Entries provided:
.....
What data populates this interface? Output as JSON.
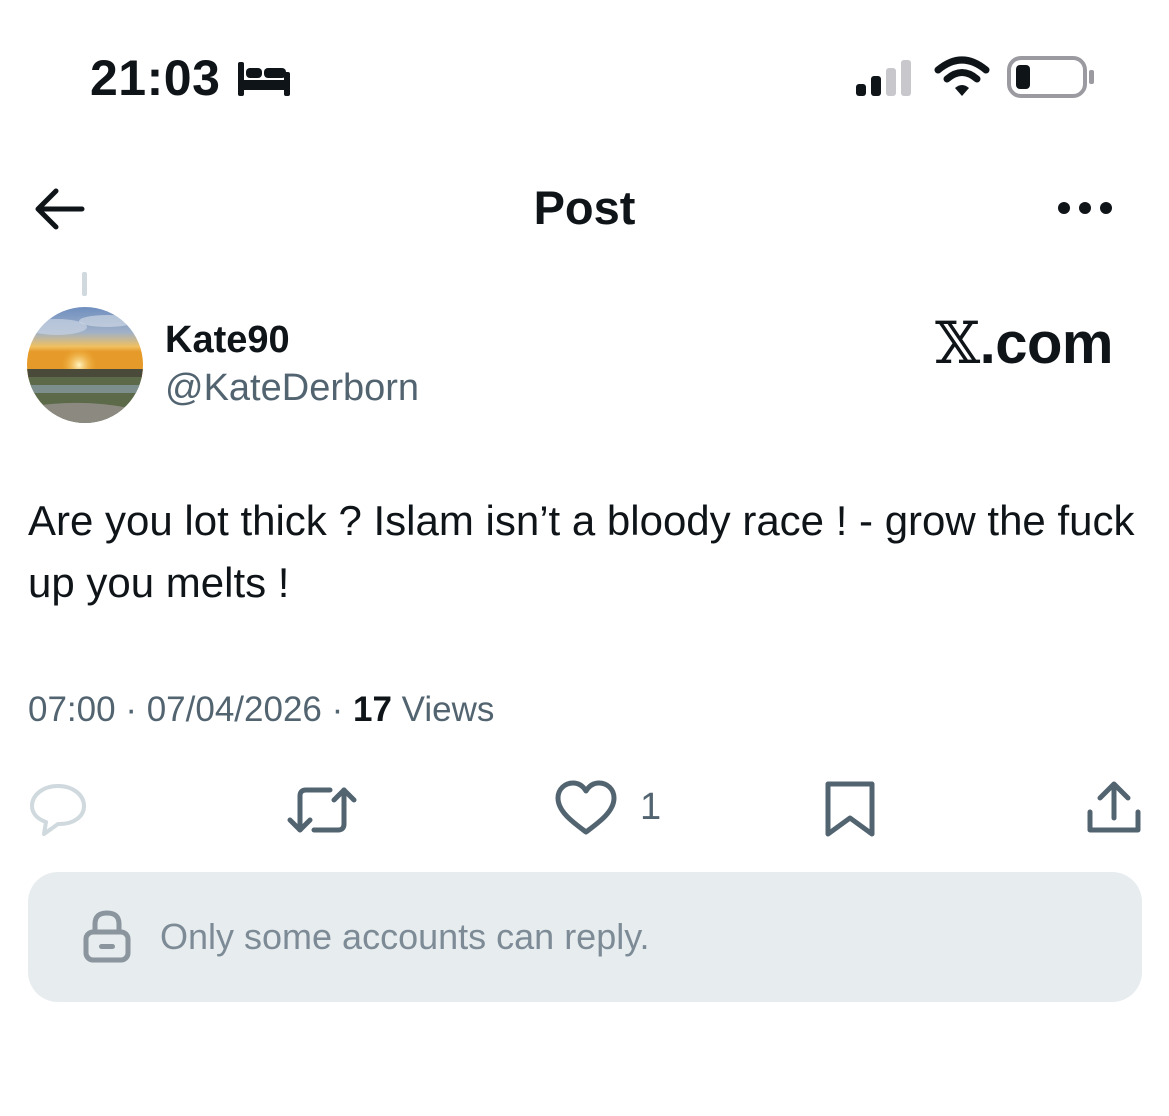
{
  "status_bar": {
    "time": "21:03"
  },
  "header": {
    "title": "Post"
  },
  "post": {
    "display_name": "Kate90",
    "handle": "@KateDerborn",
    "watermark_x": "𝕏",
    "watermark_rest": ".com",
    "text": "Are you lot thick ? Islam isn’t a bloody race ! - grow the fuck up you melts !",
    "time": "07:00",
    "separator": " · ",
    "date": "07/04/2026",
    "views_count": "17",
    "views_label": " Views",
    "likes_count": "1"
  },
  "reply_restriction": {
    "text": "Only some accounts can reply."
  },
  "colors": {
    "text_primary": "#0f1419",
    "text_secondary": "#536471",
    "restriction_bg": "#e7ecef"
  },
  "icons": [
    "bed-icon",
    "signal-icon",
    "wifi-icon",
    "battery-icon",
    "back-arrow-icon",
    "more-icon",
    "reply-icon",
    "retweet-icon",
    "like-icon",
    "bookmark-icon",
    "share-icon",
    "lock-icon"
  ]
}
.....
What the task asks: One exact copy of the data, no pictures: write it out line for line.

Task response:
What data populates this interface? Output as JSON.
{
  "status_bar": {
    "time": "21:03"
  },
  "header": {
    "title": "Post"
  },
  "post": {
    "display_name": "Kate90",
    "handle": "@KateDerborn",
    "watermark_x": "𝕏",
    "watermark_rest": ".com",
    "text": "Are you lot thick ? Islam isn’t a bloody race ! - grow the fuck up you melts !",
    "time": "07:00",
    "separator": " · ",
    "date": "07/04/2026",
    "views_count": "17",
    "views_label": " Views",
    "likes_count": "1"
  },
  "reply_restriction": {
    "text": "Only some accounts can reply."
  },
  "colors": {
    "text_primary": "#0f1419",
    "text_secondary": "#536471",
    "restriction_bg": "#e7ecef"
  },
  "icons": [
    "bed-icon",
    "signal-icon",
    "wifi-icon",
    "battery-icon",
    "back-arrow-icon",
    "more-icon",
    "reply-icon",
    "retweet-icon",
    "like-icon",
    "bookmark-icon",
    "share-icon",
    "lock-icon"
  ]
}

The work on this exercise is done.